How to complete this task:
The response must reproduce every record in full.

(Data records for software interfaces)
--------------------------------

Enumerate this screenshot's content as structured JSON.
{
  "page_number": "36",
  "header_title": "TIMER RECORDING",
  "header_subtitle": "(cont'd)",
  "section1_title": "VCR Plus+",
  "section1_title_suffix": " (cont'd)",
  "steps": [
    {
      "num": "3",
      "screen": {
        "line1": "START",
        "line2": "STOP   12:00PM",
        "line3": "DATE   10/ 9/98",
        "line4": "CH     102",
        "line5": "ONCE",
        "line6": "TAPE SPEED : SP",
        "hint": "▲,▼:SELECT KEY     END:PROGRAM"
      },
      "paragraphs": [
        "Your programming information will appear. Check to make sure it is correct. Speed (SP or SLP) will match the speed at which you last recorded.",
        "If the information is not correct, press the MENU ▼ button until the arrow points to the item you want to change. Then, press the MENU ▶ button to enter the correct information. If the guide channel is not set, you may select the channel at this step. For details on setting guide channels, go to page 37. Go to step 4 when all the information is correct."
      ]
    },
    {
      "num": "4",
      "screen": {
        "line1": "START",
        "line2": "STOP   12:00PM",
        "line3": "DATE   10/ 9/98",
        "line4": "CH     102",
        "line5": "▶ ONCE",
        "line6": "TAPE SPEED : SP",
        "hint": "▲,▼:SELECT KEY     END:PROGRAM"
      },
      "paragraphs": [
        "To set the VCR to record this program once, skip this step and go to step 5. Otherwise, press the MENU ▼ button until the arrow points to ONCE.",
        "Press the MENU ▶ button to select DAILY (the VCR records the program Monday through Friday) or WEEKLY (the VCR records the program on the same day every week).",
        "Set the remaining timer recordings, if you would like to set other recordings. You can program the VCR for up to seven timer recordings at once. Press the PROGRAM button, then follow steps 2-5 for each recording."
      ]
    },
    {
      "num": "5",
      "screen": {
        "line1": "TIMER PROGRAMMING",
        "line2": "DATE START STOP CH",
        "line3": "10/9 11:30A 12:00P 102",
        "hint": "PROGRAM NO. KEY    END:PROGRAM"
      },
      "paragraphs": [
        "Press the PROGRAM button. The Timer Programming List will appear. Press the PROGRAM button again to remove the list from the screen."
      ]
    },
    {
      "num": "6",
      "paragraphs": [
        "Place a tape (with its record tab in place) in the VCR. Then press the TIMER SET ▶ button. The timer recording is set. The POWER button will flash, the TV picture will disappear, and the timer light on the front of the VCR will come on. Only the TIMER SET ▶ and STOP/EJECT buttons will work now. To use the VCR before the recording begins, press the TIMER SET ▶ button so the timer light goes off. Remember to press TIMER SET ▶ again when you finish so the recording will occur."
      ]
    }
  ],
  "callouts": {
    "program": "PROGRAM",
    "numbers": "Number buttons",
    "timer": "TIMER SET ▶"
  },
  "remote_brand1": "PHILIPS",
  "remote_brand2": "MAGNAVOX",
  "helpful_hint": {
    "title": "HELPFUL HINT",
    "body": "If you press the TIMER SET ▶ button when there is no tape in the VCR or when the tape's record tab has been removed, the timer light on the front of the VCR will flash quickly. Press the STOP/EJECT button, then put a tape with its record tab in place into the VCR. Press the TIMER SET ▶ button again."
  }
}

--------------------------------

Solution to this problem:
Enumerate this screenshot's content as structured JSON.
{
  "page_number": "36",
  "header_title": "TIMER RECORDING",
  "header_subtitle": "(cont'd)",
  "section1_title": "VCR Plus+",
  "section1_title_suffix": " (cont'd)",
  "steps": [
    {
      "num": "3",
      "screen": {
        "line1": "START",
        "line2": "STOP   12:00PM",
        "line3": "DATE   10/ 9/98",
        "line4": "CH     102",
        "line5": "ONCE",
        "line6": "TAPE SPEED : SP",
        "hint": "▲,▼:SELECT KEY     END:PROGRAM"
      },
      "paragraphs": [
        "Your programming information will appear. Check to make sure it is correct. Speed (SP or SLP) will match the speed at which you last recorded.",
        "If the information is not correct, press the MENU ▼ button until the arrow points to the item you want to change. Then, press the MENU ▶ button to enter the correct information. If the guide channel is not set, you may select the channel at this step. For details on setting guide channels, go to page 37. Go to step 4 when all the information is correct."
      ]
    },
    {
      "num": "4",
      "screen": {
        "line1": "START",
        "line2": "STOP   12:00PM",
        "line3": "DATE   10/ 9/98",
        "line4": "CH     102",
        "line5": "▶ ONCE",
        "line6": "TAPE SPEED : SP",
        "hint": "▲,▼:SELECT KEY     END:PROGRAM"
      },
      "paragraphs": [
        "To set the VCR to record this program once, skip this step and go to step 5. Otherwise, press the MENU ▼ button until the arrow points to ONCE.",
        "Press the MENU ▶ button to select DAILY (the VCR records the program Monday through Friday) or WEEKLY (the VCR records the program on the same day every week).",
        "Set the remaining timer recordings, if you would like to set other recordings. You can program the VCR for up to seven timer recordings at once. Press the PROGRAM button, then follow steps 2-5 for each recording."
      ]
    },
    {
      "num": "5",
      "screen": {
        "line1": "TIMER PROGRAMMING",
        "line2": "DATE START STOP CH",
        "line3": "10/9 11:30A 12:00P 102",
        "hint": "PROGRAM NO. KEY    END:PROGRAM"
      },
      "paragraphs": [
        "Press the PROGRAM button. The Timer Programming List will appear. Press the PROGRAM button again to remove the list from the screen."
      ]
    },
    {
      "num": "6",
      "paragraphs": [
        "Place a tape (with its record tab in place) in the VCR. Then press the TIMER SET ▶ button. The timer recording is set. The POWER button will flash, the TV picture will disappear, and the timer light on the front of the VCR will come on. Only the TIMER SET ▶ and STOP/EJECT buttons will work now. To use the VCR before the recording begins, press the TIMER SET ▶ button so the timer light goes off. Remember to press TIMER SET ▶ again when you finish so the recording will occur."
      ]
    }
  ],
  "callouts": {
    "program": "PROGRAM",
    "numbers": "Number buttons",
    "timer": "TIMER SET ▶"
  },
  "remote_brand1": "PHILIPS",
  "remote_brand2": "MAGNAVOX",
  "helpful_hint": {
    "title": "HELPFUL HINT",
    "body": "If you press the TIMER SET ▶ button when there is no tape in the VCR or when the tape's record tab has been removed, the timer light on the front of the VCR will flash quickly. Press the STOP/EJECT button, then put a tape with its record tab in place into the VCR. Press the TIMER SET ▶ button again."
  }
}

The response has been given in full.